Falinksi also noted the life insurance sector had yet to pull together when presenting the benefits of insurance and there was a lack of a single voice in this area “…so when there is aberrant behaviour in the sector, those behaviours gets exaggerated as representing the entire sector and those actions live on longer than great actions taken in the sector”.

He also said that success in improving the behaviour and reputation of the life insurance sector would be when “…insurers have a viable business model and consumers get life insurance that suits them and circumstances, and they receive advice on what products best suit them and they understand that in a fashion they understand”.

  • Jeremy Wright

    Jason is correct and it appears that people who know little about the Life Insurance Industry, seem to understand it and it’s importance better than many who work within the sector.

    Thank you Jason for bringing some sense into the ongoing debacle that all this regulation and ridiculous red tape that is strangling the life out of an integral part of the economy, will end up doing, by causing the exact opposite of all the rhetoric and wiping out the retail Life Industry, that is the only segment that provides comprehensive, quality Insurance for all Australians.

    What we will end up with, is expensive rubbish that will not pay claims, which appears to be the ultimate objective of certain captains of the Industry and their serfs, who pretend to be concerned for the public, while undermining the fabric of what has been a successful Industry for centuries.

    We need more Jason’s in Parliament and in all Government entities who can influence outcomes in our Industry.

    • Squeaky_1

      Jeremy wrote: “We need more Jason’s in Parliament and in all Government entities who can influence outcomes in our Industry.” .
      . . . Ah, we actually need YOU in parliament Jeremy! 🙂 . . . you think I’m kidding, don’t you!

  • Ken

    It really is the old story of bad news sells newspapers
    It always seems that the whole industry gets tainted by one or two incidents that get widely reported and in most cases extremely exaggerated
    Never let the truth get in the way of a good story
    If those so keen to run down our industry stopped to give the world some good news on how a particular client or firm was saved from liquidation because their adviser had the foresight to recommend and instigate the right insurances people might start to think differently about its purpose in their lives

  • Bob Angel

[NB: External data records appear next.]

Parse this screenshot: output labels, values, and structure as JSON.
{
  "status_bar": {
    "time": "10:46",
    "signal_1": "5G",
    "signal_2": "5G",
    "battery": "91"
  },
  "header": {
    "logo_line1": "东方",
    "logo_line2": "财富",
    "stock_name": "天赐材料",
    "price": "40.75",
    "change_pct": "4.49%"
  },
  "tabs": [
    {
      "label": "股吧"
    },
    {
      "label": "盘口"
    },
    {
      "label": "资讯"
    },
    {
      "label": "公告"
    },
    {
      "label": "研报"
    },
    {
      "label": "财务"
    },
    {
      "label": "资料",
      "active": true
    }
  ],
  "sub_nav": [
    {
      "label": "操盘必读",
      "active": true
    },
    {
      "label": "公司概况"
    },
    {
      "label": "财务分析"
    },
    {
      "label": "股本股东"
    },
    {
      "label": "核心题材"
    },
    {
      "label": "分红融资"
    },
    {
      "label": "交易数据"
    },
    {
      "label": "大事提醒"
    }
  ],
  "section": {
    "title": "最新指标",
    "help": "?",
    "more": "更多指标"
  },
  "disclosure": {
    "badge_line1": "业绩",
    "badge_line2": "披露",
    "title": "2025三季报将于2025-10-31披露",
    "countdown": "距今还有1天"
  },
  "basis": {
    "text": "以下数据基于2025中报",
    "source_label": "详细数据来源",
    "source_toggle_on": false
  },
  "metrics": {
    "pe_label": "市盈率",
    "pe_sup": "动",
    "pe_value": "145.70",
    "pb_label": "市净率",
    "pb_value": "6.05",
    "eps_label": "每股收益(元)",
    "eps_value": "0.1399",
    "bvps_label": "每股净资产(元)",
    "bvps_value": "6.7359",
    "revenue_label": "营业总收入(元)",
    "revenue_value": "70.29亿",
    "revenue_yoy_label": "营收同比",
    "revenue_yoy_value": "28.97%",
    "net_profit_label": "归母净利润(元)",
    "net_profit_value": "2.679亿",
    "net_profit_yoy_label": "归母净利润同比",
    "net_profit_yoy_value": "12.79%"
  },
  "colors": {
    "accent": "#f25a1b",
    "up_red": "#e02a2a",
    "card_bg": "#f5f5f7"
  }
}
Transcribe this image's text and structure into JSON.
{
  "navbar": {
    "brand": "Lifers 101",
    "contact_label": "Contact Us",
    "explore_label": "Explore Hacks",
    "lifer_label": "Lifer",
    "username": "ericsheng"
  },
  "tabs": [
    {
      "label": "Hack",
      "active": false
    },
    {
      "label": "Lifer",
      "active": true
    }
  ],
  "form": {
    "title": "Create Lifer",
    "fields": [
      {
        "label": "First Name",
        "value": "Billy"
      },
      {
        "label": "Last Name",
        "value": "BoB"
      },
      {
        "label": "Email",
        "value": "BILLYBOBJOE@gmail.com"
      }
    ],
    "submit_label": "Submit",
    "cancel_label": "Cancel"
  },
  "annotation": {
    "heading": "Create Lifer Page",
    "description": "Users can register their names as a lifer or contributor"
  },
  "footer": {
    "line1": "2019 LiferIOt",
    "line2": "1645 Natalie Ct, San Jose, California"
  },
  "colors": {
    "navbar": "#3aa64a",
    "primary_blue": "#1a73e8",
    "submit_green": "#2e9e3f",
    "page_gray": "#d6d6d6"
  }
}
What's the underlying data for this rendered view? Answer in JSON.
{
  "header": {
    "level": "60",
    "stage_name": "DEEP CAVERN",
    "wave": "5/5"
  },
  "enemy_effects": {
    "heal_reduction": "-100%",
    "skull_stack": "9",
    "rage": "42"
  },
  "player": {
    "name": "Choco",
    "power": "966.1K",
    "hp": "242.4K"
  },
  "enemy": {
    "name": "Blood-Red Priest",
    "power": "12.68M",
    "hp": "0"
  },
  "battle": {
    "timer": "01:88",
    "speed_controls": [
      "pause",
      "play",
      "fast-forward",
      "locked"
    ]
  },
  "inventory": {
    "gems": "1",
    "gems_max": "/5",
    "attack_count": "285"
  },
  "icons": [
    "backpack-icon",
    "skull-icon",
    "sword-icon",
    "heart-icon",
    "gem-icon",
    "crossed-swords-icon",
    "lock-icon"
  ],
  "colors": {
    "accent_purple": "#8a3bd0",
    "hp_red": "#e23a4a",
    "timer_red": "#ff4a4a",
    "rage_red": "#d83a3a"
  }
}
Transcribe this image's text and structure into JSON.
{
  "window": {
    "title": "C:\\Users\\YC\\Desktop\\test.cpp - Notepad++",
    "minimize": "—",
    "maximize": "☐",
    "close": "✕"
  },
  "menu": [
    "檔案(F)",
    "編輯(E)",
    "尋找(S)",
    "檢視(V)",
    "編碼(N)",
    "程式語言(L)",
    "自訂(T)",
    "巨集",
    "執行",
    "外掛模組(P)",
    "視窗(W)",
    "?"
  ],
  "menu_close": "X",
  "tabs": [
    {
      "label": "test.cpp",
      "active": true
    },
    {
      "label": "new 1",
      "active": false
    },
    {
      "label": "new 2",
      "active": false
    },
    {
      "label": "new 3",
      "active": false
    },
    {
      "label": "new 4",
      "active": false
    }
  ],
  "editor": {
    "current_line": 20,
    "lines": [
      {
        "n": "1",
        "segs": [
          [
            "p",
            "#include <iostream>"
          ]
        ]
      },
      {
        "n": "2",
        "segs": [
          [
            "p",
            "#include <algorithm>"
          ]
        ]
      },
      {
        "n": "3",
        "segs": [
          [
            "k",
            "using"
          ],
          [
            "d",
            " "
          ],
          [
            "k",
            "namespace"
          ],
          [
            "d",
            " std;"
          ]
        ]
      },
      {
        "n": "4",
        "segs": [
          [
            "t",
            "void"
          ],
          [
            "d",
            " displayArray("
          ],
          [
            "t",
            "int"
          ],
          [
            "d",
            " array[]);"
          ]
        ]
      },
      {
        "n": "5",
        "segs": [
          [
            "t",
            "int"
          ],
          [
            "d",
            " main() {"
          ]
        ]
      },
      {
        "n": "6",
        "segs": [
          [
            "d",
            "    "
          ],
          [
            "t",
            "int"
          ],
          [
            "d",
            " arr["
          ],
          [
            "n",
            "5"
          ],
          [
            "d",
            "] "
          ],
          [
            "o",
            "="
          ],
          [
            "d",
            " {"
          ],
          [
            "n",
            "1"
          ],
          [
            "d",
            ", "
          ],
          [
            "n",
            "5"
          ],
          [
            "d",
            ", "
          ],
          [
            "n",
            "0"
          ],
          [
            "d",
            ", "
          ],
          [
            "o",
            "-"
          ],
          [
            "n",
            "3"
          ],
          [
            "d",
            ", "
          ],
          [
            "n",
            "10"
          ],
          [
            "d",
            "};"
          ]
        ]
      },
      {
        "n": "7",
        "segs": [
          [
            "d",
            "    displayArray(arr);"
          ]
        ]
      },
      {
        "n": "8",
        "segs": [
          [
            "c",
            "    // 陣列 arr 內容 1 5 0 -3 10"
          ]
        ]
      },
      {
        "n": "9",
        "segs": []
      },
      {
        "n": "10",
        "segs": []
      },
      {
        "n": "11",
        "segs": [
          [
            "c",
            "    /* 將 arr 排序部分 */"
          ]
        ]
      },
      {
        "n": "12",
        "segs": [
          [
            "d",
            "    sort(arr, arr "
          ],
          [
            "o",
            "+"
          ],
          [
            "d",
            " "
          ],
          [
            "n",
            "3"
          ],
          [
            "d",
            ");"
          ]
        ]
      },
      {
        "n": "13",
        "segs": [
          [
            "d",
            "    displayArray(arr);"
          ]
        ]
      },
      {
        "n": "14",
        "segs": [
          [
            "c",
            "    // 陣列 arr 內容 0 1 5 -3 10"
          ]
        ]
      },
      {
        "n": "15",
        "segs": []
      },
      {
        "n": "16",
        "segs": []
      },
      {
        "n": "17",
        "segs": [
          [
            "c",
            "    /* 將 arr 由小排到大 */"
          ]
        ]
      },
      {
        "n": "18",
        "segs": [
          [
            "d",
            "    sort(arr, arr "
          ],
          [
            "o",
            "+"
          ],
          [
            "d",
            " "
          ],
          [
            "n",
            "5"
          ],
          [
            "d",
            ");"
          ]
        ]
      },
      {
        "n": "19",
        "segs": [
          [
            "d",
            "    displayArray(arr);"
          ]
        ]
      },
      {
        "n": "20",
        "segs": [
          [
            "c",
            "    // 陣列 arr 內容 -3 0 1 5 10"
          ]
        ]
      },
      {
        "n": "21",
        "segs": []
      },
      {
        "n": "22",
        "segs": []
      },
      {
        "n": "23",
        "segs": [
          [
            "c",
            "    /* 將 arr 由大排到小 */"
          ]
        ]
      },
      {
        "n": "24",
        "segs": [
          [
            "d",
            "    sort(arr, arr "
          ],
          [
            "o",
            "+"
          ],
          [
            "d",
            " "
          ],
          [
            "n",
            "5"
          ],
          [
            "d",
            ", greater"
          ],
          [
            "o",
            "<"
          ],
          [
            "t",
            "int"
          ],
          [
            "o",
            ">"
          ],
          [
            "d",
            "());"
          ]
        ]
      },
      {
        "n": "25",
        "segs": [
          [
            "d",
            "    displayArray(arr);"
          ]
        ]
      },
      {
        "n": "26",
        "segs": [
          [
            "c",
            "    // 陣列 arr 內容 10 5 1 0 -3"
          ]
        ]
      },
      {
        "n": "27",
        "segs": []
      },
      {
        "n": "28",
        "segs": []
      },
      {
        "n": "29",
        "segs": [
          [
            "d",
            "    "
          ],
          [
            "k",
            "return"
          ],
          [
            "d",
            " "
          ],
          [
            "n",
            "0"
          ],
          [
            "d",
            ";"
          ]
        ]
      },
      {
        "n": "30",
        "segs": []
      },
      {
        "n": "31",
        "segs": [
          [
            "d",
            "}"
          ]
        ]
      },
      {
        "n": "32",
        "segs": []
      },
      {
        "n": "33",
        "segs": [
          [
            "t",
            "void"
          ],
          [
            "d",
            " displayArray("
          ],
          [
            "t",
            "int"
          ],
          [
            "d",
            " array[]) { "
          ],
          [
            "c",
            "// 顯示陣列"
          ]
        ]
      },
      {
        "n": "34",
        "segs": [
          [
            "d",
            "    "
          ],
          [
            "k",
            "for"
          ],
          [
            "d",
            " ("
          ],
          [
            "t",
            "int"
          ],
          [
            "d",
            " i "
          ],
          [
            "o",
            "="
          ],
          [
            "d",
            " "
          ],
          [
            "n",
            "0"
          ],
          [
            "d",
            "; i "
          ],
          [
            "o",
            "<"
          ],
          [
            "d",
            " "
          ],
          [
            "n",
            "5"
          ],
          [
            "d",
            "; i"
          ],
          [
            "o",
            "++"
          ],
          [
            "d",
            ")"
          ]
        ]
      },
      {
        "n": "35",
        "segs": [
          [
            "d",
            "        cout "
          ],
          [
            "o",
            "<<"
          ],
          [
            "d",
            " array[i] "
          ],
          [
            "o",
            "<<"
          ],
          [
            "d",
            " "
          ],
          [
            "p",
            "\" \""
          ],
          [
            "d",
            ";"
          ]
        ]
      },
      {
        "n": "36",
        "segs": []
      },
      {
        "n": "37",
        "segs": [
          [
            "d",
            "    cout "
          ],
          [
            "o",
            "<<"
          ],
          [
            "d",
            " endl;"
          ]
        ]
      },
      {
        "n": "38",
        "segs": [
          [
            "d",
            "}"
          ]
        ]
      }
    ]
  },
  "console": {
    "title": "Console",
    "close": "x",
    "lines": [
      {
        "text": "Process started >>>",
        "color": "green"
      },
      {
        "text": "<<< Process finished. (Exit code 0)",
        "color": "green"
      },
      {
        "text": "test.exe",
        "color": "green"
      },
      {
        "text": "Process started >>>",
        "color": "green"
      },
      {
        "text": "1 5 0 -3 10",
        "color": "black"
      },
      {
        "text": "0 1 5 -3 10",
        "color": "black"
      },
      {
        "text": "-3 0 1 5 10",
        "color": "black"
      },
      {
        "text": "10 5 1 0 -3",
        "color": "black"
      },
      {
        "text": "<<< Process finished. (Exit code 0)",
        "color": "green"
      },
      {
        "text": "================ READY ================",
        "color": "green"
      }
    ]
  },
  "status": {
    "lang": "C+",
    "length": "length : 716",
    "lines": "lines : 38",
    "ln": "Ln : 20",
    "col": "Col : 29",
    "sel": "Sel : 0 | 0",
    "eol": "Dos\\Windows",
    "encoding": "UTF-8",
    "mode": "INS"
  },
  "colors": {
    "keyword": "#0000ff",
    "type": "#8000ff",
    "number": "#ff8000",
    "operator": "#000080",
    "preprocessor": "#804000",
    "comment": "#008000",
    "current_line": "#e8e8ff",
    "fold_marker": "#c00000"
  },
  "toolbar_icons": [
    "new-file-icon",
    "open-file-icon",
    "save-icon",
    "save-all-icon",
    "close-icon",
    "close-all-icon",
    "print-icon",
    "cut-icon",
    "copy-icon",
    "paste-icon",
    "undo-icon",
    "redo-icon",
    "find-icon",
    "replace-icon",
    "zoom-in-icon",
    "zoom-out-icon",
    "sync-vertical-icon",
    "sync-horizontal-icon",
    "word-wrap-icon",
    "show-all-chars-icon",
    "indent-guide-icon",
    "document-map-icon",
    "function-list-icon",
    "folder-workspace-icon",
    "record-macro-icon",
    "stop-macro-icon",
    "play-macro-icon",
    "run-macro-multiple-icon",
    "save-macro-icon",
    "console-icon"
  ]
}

    Only been saying this to all that would listen for more than 20 years, however self interest within the bigger insurance companies allows them to continue to ignore this. I have never had a client complain when they are receiving the benefits of an insurance that they took out to protect them in the event of the unexpected happening, the big insurers continually tell us how much they have paid out in claims each year but it is a well kept secret from the people that are their clients. Instead of trying to flog a product they should be selling the benefits and perhaps advertise with testimonials, they are the most powerful weapon that they have but instead they would rather try to sell it on a feature.

  • John Galt

    He’s talking to you FSC!! Consumers need this not codes!

  • Squeaky_1

    Noble sentiments from Jason indeed. He’s to be commended for his insight and I thank him for his words. Sadly though, it will not make a difference. The life company execs have decided advisers have a ‘use by’ date so we are out by 2024 (most of us anyway, the rest a few years later).
    Irrelevant exams for pure risk advisers will be cleverly crafted to be as difficult as possible on subjects wholly unrelated to helping clients assess and action appropriate cover. They are going to make us do the FULL financial planning degree/exams. Go figure. Life company execs are rubbing their hands in glee as they know this will eliminate MANY pure risk advisers and free the way for their malevolent RoboAdvice systems. Believe it. It is fact. I know this.
    Further proof exists in that life coys did not champion our cause and fight for us against the 2 yr claw-back OR reducing commissions – they “welcomed” both of these draconian measures. So did FPA. So did AFA. Only advisers ‘tried’ to fight against it. Go figure. Those ‘lifeys’ who remain post-2024 may just have the insurance world to themselves, what’s left of it . . .